Why is that? Why are movie critics so hesitant to embrace technological advancements?

Well, we do have music purists who proclaim the superiority of vinyl, which is probably the closest equivalent in the music world, but it does seem more pronounced in film. I don’t really have a good answer for why that is, though – I’m pretty vocal about my dislike of 3D, and the only thing that keeps me from condemning it as roundly as Mencken condemns editing is my intellectual understanding that technological shifts take time to find their footing, and that, say, early sound films were pretty rough as well. But that intellectual understanding doesn’t change the fact that I hate the experience of watching 3D now.

You hate 3-D? How did I not know about this? I actually get not enjoying it since at the moment it feels more like a gimmick than it does like a style. Mencken is dismissing one of the very elements of what makes film “film”. He might as well squawk about it being projected on a screen so big.

Deep composition in Carl Theodor Dreyer's Master of the House (1925)
Deep composition in Carl Theodor Dreyer’s Master of the House (1925)

It’s important to also remember that not everyone accepted Eisenstein’s theories of montage – filmmakers like Carl Theodor Dreyer tended to go the opposite direction, emphasizing composition and framing to create meaning rather than editing. And later critics like Andre Bazin in the 1940s and 1950s championed the long-take cinema of Rossellini, Bresson and others, as the brief intro to Mencken points out.

Not everyone accepts the usefulness of vaccines either. It’s unfortunate that we don’t have a firm grasp on the timing, but I have to believe that he hadn’t seen them yet. We forget sometimes how truly privileged we are now to get so many international ideas so damned fast. I can’t imagine what it must have been like trying to track down some of these pieces of art in the era we’re discussing. Most importantly though, I wonder about the inverse: I do wonder what Kueshov and Eisenstein would have thought of a piece like this. I can only imagine them reading this dismissal of editing and saying “Oh yeah??”

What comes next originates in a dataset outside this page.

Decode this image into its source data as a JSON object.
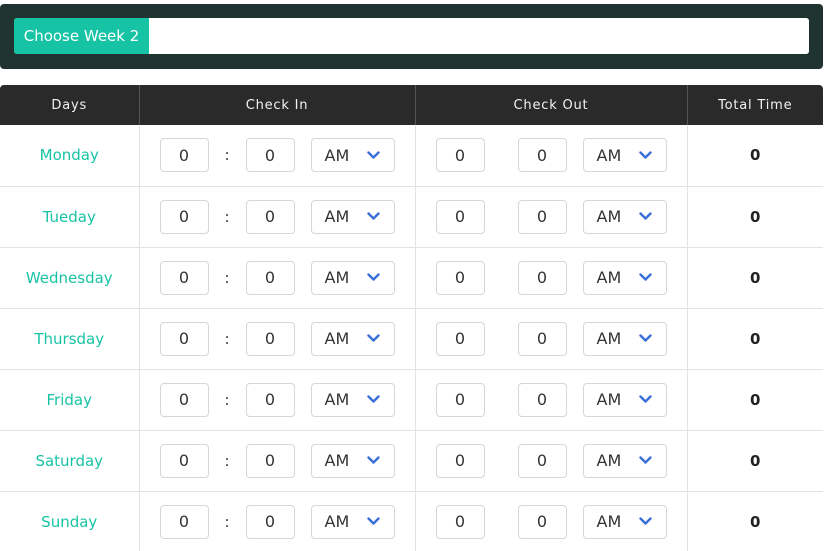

I just think that if Mencken had been aware of montage theory, he might’ve mentioned it while rejecting it, but without more research into what he had and hadn’t seen/read, I have no way of knowing.

If I’m a betting man, I would wager that Mencken’s brain just wasn’t wired in a way that editing could serve. I can’t blame him – it was likely jarring as hell. However, like any new experience, a few doses usually allow the nerves in the brain to fuse in the ways they need to make sense of this new experience. Where I think he goes wrong is in his stance of “editing is bad”. What I believe he means to say…and what is in the subtext of his piece…is “I think live performance does it better.”

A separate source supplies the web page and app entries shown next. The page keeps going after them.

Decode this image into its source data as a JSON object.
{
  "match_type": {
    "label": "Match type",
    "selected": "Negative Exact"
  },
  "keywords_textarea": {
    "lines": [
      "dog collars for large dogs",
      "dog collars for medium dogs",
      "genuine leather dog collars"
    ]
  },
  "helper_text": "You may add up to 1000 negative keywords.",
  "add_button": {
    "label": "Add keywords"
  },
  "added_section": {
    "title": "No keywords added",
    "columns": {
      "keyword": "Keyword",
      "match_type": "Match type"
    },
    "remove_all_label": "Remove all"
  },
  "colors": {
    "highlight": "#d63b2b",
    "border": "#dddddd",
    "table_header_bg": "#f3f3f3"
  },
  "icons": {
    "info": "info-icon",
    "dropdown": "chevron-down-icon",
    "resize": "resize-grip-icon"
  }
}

As you say, Mencken makes a leap from “here’s how I experience film editing” to “film editing is bad.” We call that a mistake, and I think it is, but it may also be to some degree a rhetorical device. I don’t know much about Mencken’s other writing so I can’t compare this to anything, but there’s something performative about this piece – not that I think Mencken didn’t dislike editing, but that he’s exaggerating his language to make his point. I think it’s quite effective, even if I disagree with his overall conclusion; I still really enjoyed reading the piece, and somehow found Mencken’s curmudgeonly persona endearing in a weird way. At the very least, he’s doubling down on his opinion.

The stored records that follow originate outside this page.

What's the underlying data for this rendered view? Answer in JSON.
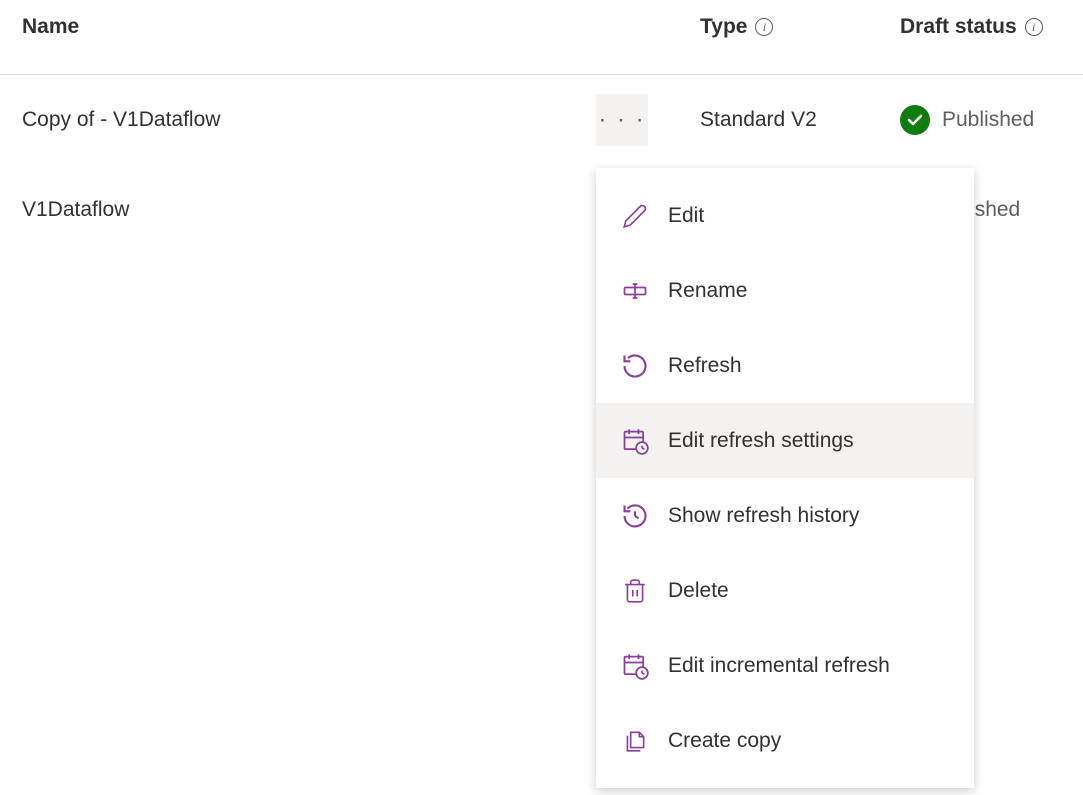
{
  "headers": {
    "name": "Name",
    "type": "Type",
    "status": "Draft status"
  },
  "rows": [
    {
      "name": "Copy of - V1Dataflow",
      "type": "Standard V2",
      "status": "Published"
    },
    {
      "name": "V1Dataflow",
      "type": "",
      "status": "ublished"
    }
  ],
  "menu": {
    "items": [
      {
        "label": "Edit",
        "icon": "edit"
      },
      {
        "label": "Rename",
        "icon": "rename"
      },
      {
        "label": "Refresh",
        "icon": "refresh"
      },
      {
        "label": "Edit refresh settings",
        "icon": "schedule"
      },
      {
        "label": "Show refresh history",
        "icon": "history"
      },
      {
        "label": "Delete",
        "icon": "delete"
      },
      {
        "label": "Edit incremental refresh",
        "icon": "schedule"
      },
      {
        "label": "Create copy",
        "icon": "copy"
      }
    ]
  }
}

So what we have here is our first instance in the book with a critic writing as a grump. I’ve actually come to admire the writers who can write well from that position since it seems to tread so darned close towards bitterness. There’s a fine line between criticism and bitching and it seems like a lot of ill-equipped critics stumble over that line quite easily. I’m with you – even though Mencken’s piece seems comedic in how much he “doesn’t get it”, his writing style still kept me reading.

As the introduction to this book says – it’s not so much what you write about as it is how you write about it, and good writing is always good writing.

A final thought from Mencken.
A final thought from Mencken; unrelated to film, but looks like he was generally seen as a skeptic.